══ The data

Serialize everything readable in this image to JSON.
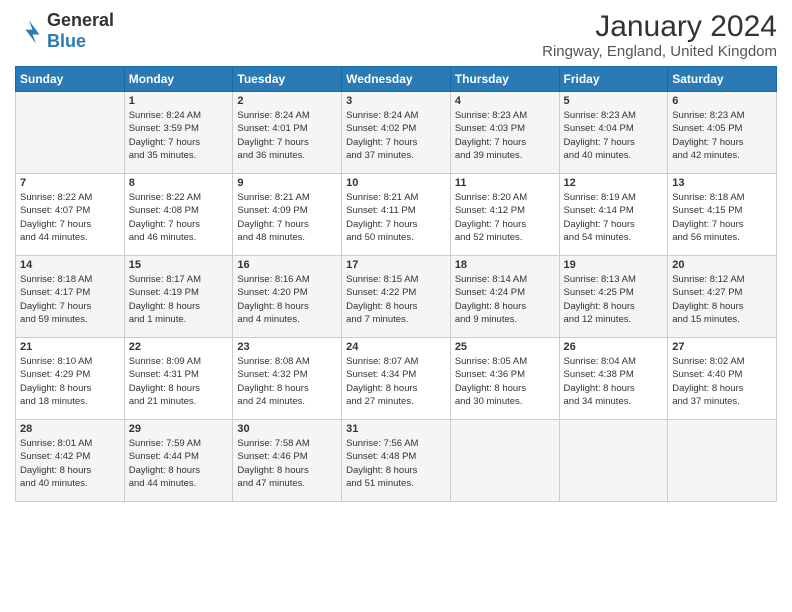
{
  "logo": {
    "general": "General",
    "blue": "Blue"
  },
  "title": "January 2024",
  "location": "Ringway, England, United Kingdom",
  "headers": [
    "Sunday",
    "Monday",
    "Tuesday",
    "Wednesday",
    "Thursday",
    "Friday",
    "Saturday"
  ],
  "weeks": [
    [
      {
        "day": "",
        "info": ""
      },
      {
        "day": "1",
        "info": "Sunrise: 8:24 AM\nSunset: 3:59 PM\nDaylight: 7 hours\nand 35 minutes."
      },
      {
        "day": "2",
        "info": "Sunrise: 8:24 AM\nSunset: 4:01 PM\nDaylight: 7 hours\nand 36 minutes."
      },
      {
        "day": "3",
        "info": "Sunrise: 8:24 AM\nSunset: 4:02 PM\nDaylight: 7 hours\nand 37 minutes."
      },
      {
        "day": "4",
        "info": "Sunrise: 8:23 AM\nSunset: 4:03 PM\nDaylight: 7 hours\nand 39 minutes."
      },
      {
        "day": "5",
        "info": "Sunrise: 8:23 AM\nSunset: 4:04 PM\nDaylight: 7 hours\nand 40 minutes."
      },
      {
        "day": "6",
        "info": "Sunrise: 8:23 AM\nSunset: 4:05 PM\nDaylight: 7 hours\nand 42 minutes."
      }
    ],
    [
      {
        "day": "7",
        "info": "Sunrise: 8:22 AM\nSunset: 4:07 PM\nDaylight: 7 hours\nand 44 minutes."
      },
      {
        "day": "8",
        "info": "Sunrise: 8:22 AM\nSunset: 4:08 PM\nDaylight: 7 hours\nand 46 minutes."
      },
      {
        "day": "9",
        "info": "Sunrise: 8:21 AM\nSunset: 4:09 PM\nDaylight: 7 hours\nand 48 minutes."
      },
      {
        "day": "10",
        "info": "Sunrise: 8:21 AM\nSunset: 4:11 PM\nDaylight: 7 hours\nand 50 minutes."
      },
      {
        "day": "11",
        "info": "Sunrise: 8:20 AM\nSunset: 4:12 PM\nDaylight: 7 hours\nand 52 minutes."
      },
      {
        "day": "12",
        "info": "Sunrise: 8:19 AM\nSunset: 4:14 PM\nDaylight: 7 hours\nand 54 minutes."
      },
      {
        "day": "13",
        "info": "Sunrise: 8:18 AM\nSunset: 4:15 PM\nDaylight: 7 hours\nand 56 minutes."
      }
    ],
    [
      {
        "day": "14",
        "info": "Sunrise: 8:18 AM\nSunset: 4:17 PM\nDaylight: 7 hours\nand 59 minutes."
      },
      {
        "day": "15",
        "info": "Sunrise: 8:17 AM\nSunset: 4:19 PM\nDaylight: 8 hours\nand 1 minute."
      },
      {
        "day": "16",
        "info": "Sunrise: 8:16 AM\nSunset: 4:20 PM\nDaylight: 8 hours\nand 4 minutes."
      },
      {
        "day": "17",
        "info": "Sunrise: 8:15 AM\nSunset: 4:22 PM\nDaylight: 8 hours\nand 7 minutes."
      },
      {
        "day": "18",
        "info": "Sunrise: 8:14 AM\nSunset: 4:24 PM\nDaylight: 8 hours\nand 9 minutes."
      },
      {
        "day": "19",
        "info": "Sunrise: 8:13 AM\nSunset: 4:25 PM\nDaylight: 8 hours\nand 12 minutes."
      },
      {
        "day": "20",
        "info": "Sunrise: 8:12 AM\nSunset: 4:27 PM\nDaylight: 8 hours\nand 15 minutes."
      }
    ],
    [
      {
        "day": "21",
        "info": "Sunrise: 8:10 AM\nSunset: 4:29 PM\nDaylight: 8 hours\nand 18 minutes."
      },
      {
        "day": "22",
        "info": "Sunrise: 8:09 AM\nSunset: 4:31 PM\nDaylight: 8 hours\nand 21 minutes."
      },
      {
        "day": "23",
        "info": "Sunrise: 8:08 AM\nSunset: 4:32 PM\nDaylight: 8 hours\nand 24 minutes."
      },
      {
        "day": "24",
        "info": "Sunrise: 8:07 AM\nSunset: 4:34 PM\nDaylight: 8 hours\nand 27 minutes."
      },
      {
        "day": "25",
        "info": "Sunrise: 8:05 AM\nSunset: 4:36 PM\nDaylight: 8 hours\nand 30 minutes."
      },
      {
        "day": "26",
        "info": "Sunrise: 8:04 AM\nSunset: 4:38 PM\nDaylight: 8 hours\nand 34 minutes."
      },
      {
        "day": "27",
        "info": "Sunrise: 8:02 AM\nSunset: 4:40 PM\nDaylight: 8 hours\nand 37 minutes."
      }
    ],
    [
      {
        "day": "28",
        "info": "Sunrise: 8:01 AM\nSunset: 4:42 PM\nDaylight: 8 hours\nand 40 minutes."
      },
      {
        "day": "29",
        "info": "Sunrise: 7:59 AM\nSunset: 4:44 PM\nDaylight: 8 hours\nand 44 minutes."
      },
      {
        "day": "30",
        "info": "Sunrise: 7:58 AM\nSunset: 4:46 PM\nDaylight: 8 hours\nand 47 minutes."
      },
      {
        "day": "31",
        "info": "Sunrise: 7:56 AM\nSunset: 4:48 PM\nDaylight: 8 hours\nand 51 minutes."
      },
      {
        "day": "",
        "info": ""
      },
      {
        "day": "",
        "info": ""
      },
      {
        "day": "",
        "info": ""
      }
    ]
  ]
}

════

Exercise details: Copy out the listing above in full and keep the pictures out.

Result of the exercise:
Serialize everything readable in this image to JSON.
{
  "logo": {
    "general": "General",
    "blue": "Blue"
  },
  "title": "January 2024",
  "location": "Ringway, England, United Kingdom",
  "headers": [
    "Sunday",
    "Monday",
    "Tuesday",
    "Wednesday",
    "Thursday",
    "Friday",
    "Saturday"
  ],
  "weeks": [
    [
      {
        "day": "",
        "info": ""
      },
      {
        "day": "1",
        "info": "Sunrise: 8:24 AM\nSunset: 3:59 PM\nDaylight: 7 hours\nand 35 minutes."
      },
      {
        "day": "2",
        "info": "Sunrise: 8:24 AM\nSunset: 4:01 PM\nDaylight: 7 hours\nand 36 minutes."
      },
      {
        "day": "3",
        "info": "Sunrise: 8:24 AM\nSunset: 4:02 PM\nDaylight: 7 hours\nand 37 minutes."
      },
      {
        "day": "4",
        "info": "Sunrise: 8:23 AM\nSunset: 4:03 PM\nDaylight: 7 hours\nand 39 minutes."
      },
      {
        "day": "5",
        "info": "Sunrise: 8:23 AM\nSunset: 4:04 PM\nDaylight: 7 hours\nand 40 minutes."
      },
      {
        "day": "6",
        "info": "Sunrise: 8:23 AM\nSunset: 4:05 PM\nDaylight: 7 hours\nand 42 minutes."
      }
    ],
    [
      {
        "day": "7",
        "info": "Sunrise: 8:22 AM\nSunset: 4:07 PM\nDaylight: 7 hours\nand 44 minutes."
      },
      {
        "day": "8",
        "info": "Sunrise: 8:22 AM\nSunset: 4:08 PM\nDaylight: 7 hours\nand 46 minutes."
      },
      {
        "day": "9",
        "info": "Sunrise: 8:21 AM\nSunset: 4:09 PM\nDaylight: 7 hours\nand 48 minutes."
      },
      {
        "day": "10",
        "info": "Sunrise: 8:21 AM\nSunset: 4:11 PM\nDaylight: 7 hours\nand 50 minutes."
      },
      {
        "day": "11",
        "info": "Sunrise: 8:20 AM\nSunset: 4:12 PM\nDaylight: 7 hours\nand 52 minutes."
      },
      {
        "day": "12",
        "info": "Sunrise: 8:19 AM\nSunset: 4:14 PM\nDaylight: 7 hours\nand 54 minutes."
      },
      {
        "day": "13",
        "info": "Sunrise: 8:18 AM\nSunset: 4:15 PM\nDaylight: 7 hours\nand 56 minutes."
      }
    ],
    [
      {
        "day": "14",
        "info": "Sunrise: 8:18 AM\nSunset: 4:17 PM\nDaylight: 7 hours\nand 59 minutes."
      },
      {
        "day": "15",
        "info": "Sunrise: 8:17 AM\nSunset: 4:19 PM\nDaylight: 8 hours\nand 1 minute."
      },
      {
        "day": "16",
        "info": "Sunrise: 8:16 AM\nSunset: 4:20 PM\nDaylight: 8 hours\nand 4 minutes."
      },
      {
        "day": "17",
        "info": "Sunrise: 8:15 AM\nSunset: 4:22 PM\nDaylight: 8 hours\nand 7 minutes."
      },
      {
        "day": "18",
        "info": "Sunrise: 8:14 AM\nSunset: 4:24 PM\nDaylight: 8 hours\nand 9 minutes."
      },
      {
        "day": "19",
        "info": "Sunrise: 8:13 AM\nSunset: 4:25 PM\nDaylight: 8 hours\nand 12 minutes."
      },
      {
        "day": "20",
        "info": "Sunrise: 8:12 AM\nSunset: 4:27 PM\nDaylight: 8 hours\nand 15 minutes."
      }
    ],
    [
      {
        "day": "21",
        "info": "Sunrise: 8:10 AM\nSunset: 4:29 PM\nDaylight: 8 hours\nand 18 minutes."
      },
      {
        "day": "22",
        "info": "Sunrise: 8:09 AM\nSunset: 4:31 PM\nDaylight: 8 hours\nand 21 minutes."
      },
      {
        "day": "23",
        "info": "Sunrise: 8:08 AM\nSunset: 4:32 PM\nDaylight: 8 hours\nand 24 minutes."
      },
      {
        "day": "24",
        "info": "Sunrise: 8:07 AM\nSunset: 4:34 PM\nDaylight: 8 hours\nand 27 minutes."
      },
      {
        "day": "25",
        "info": "Sunrise: 8:05 AM\nSunset: 4:36 PM\nDaylight: 8 hours\nand 30 minutes."
      },
      {
        "day": "26",
        "info": "Sunrise: 8:04 AM\nSunset: 4:38 PM\nDaylight: 8 hours\nand 34 minutes."
      },
      {
        "day": "27",
        "info": "Sunrise: 8:02 AM\nSunset: 4:40 PM\nDaylight: 8 hours\nand 37 minutes."
      }
    ],
    [
      {
        "day": "28",
        "info": "Sunrise: 8:01 AM\nSunset: 4:42 PM\nDaylight: 8 hours\nand 40 minutes."
      },
      {
        "day": "29",
        "info": "Sunrise: 7:59 AM\nSunset: 4:44 PM\nDaylight: 8 hours\nand 44 minutes."
      },
      {
        "day": "30",
        "info": "Sunrise: 7:58 AM\nSunset: 4:46 PM\nDaylight: 8 hours\nand 47 minutes."
      },
      {
        "day": "31",
        "info": "Sunrise: 7:56 AM\nSunset: 4:48 PM\nDaylight: 8 hours\nand 51 minutes."
      },
      {
        "day": "",
        "info": ""
      },
      {
        "day": "",
        "info": ""
      },
      {
        "day": "",
        "info": ""
      }
    ]
  ]
}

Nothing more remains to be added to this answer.